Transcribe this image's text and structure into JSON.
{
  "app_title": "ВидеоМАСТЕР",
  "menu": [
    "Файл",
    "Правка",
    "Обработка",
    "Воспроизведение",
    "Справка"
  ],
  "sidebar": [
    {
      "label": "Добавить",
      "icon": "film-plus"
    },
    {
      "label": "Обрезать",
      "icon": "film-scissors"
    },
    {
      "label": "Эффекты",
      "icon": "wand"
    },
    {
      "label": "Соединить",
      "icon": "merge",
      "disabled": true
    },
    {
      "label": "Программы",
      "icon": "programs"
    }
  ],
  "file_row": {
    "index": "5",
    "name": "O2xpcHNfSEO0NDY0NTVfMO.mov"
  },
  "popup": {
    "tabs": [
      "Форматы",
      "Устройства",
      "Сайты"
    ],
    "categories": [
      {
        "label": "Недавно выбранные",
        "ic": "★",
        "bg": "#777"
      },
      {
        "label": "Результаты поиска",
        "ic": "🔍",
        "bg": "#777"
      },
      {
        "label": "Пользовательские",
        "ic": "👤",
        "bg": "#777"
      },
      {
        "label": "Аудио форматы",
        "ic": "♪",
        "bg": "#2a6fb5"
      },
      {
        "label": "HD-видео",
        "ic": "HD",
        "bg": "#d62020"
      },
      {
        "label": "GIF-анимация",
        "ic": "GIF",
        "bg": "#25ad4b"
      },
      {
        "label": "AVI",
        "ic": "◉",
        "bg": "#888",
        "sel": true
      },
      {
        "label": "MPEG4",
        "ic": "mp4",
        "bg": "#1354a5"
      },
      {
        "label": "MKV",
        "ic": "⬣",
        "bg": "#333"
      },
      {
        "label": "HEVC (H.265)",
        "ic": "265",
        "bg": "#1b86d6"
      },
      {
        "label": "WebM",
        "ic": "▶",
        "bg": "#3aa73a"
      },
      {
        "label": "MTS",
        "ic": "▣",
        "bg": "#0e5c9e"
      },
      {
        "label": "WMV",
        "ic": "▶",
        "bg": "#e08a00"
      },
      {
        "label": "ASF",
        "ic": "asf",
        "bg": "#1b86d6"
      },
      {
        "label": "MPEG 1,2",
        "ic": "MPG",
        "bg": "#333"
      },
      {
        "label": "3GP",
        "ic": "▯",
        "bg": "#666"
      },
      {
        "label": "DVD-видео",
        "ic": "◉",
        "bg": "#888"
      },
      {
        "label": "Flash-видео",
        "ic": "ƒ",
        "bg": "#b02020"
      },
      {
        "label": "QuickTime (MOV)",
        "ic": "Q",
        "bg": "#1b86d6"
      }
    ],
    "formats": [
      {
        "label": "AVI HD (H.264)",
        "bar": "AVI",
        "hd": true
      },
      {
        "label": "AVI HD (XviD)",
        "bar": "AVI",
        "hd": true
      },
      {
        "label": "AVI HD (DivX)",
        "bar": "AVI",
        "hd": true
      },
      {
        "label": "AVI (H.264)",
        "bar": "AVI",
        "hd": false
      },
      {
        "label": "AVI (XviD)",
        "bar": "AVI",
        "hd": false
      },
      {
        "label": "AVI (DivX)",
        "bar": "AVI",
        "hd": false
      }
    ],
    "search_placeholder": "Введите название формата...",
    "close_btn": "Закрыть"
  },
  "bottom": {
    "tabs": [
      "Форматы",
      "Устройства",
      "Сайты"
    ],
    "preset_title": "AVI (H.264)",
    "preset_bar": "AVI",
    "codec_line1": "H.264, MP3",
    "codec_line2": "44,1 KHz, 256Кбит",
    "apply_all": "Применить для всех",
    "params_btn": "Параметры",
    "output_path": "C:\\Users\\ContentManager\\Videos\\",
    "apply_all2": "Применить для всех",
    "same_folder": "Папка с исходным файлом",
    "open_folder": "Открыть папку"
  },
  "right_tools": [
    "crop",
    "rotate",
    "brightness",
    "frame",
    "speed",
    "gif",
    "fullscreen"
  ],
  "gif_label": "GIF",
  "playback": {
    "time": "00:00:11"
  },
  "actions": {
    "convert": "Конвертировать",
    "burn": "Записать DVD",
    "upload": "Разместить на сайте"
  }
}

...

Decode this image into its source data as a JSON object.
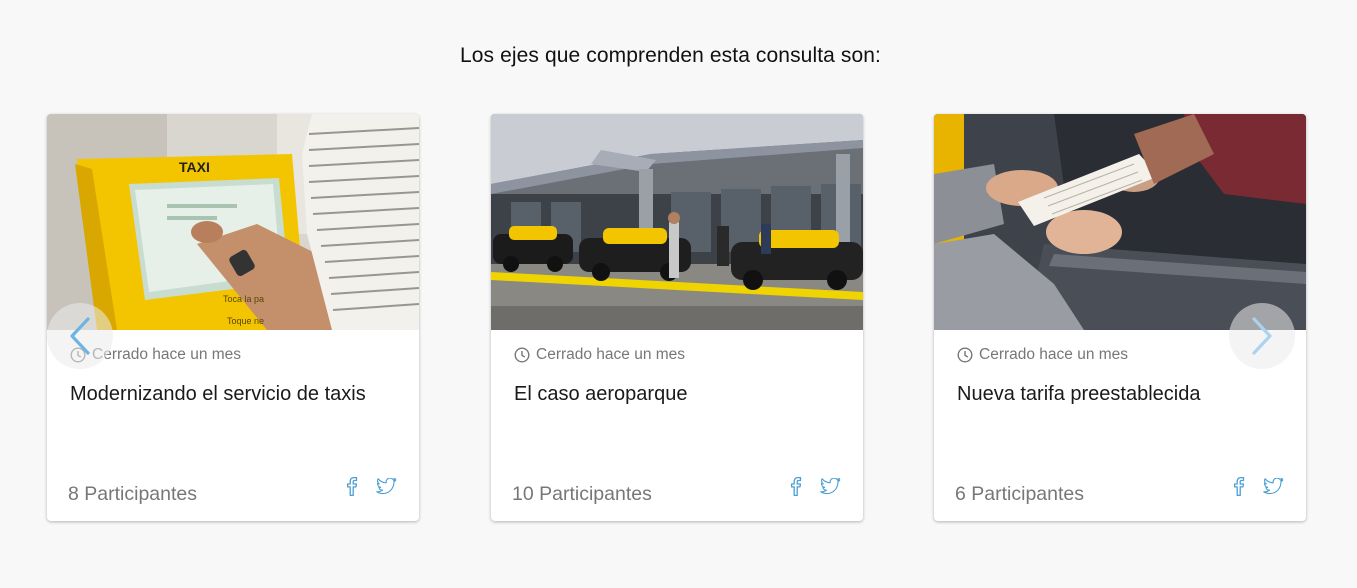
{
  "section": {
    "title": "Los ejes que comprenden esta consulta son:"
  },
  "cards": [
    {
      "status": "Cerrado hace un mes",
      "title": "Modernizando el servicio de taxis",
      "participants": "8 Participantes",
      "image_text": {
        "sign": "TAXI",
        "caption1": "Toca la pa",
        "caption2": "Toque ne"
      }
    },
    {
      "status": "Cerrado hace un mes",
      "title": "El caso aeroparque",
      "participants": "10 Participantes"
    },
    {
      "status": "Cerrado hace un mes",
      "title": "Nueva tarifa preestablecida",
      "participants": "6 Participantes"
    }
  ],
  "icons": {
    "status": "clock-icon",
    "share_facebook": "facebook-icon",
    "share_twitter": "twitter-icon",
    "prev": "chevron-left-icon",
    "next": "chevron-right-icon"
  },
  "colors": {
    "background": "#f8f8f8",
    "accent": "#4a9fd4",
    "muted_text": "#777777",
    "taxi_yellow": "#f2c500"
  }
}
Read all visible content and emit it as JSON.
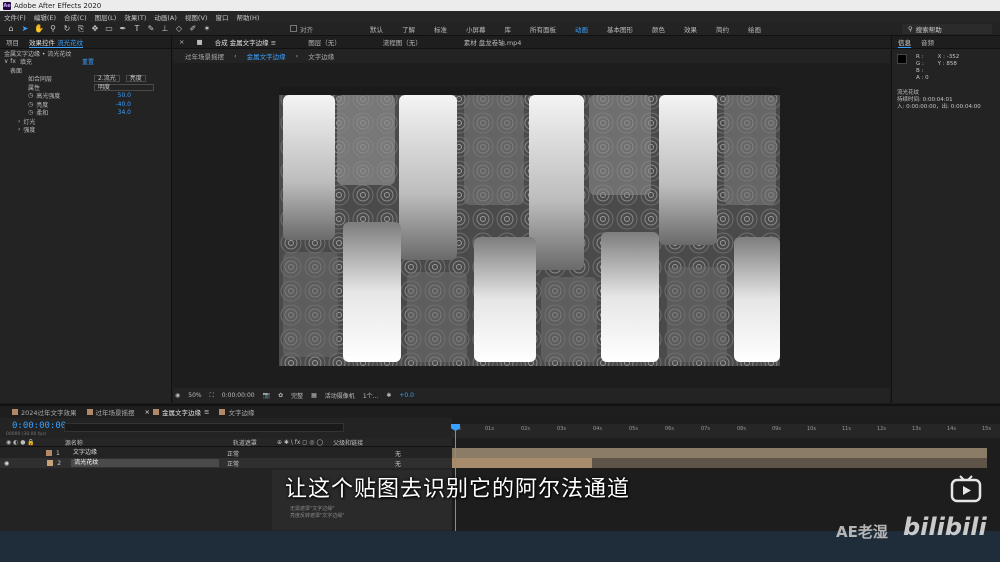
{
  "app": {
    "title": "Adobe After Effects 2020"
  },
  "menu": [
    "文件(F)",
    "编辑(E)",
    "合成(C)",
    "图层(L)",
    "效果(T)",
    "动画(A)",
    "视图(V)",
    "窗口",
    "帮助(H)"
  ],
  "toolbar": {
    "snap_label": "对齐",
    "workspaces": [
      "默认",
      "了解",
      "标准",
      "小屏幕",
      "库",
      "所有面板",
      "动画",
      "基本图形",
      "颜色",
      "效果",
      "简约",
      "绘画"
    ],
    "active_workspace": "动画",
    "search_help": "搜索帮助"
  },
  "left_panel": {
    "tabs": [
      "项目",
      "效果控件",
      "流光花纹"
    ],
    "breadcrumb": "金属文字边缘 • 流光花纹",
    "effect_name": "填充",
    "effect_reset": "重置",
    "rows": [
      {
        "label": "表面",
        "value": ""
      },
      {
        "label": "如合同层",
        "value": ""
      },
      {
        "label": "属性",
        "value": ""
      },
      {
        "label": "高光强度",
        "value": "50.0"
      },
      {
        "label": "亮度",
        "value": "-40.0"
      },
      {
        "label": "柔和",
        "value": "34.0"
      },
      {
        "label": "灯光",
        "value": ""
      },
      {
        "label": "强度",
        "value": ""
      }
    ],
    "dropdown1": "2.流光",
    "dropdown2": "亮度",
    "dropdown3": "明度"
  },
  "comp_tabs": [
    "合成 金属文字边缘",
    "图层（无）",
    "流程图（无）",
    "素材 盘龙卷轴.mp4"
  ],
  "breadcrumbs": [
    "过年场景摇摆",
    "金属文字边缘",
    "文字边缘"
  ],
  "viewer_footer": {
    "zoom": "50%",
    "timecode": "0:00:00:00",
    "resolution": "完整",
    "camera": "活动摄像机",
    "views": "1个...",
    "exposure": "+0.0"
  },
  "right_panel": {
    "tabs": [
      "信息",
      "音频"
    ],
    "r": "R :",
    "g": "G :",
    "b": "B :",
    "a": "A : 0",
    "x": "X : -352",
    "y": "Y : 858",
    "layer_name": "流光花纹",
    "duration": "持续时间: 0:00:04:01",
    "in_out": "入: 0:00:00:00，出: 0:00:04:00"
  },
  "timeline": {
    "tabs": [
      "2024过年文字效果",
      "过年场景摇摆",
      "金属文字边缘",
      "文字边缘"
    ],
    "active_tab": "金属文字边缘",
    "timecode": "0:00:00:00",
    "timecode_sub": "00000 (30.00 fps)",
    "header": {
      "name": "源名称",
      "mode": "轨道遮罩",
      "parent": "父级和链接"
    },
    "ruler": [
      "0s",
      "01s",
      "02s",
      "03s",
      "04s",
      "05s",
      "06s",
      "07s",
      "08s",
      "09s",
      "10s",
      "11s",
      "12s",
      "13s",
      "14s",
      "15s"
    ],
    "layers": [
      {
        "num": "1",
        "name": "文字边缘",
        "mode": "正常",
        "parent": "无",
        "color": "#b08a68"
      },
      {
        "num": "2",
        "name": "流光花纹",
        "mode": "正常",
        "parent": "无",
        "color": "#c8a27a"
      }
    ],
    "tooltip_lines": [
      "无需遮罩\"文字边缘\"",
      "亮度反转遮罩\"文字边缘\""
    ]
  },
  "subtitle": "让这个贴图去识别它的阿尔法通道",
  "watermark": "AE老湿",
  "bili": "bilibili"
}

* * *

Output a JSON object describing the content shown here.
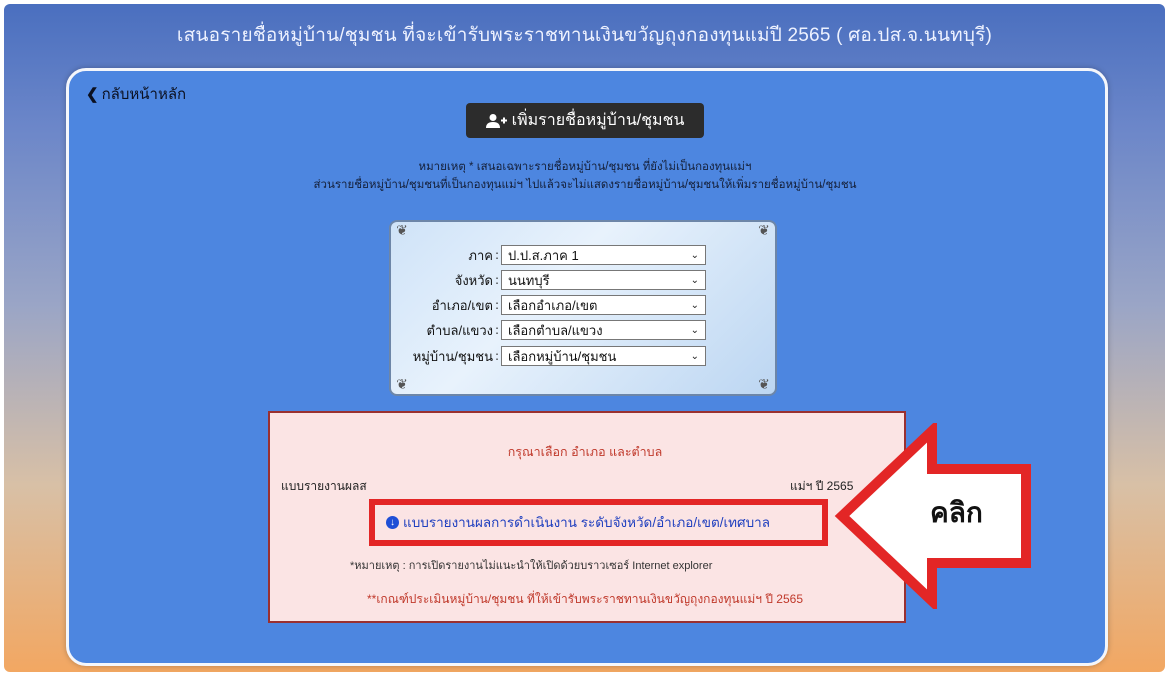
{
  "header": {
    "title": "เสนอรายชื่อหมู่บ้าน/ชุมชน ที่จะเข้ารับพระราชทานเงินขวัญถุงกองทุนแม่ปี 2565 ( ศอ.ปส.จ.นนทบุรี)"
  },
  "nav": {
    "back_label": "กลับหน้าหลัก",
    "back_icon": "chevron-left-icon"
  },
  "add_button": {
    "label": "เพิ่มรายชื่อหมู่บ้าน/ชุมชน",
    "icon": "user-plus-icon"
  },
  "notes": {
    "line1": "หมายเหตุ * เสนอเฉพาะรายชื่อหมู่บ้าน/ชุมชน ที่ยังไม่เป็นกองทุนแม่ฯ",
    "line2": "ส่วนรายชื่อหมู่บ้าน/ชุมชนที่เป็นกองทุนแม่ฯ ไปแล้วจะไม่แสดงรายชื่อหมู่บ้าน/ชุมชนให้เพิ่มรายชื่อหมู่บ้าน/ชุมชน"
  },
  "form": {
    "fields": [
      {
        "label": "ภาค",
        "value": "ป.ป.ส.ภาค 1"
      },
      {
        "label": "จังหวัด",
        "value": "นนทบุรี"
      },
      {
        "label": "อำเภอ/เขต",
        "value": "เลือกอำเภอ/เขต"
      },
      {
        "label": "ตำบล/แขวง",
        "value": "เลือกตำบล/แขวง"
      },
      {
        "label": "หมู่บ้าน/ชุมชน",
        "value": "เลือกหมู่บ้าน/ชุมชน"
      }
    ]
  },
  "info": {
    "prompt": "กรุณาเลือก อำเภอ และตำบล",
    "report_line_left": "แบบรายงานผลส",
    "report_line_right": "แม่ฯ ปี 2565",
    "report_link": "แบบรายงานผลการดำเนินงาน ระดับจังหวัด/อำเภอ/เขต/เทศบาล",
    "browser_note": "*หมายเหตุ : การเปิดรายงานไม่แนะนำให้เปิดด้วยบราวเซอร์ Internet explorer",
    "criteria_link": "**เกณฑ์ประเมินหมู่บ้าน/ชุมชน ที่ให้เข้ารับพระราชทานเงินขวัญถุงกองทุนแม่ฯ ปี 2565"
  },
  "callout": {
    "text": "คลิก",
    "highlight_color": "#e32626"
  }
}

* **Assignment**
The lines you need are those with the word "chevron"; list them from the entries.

* **Output for this task**
    "prev": "chevron-left-icon",
    "next": "chevron-right-icon"
    "back_icon": "chevron-left-icon"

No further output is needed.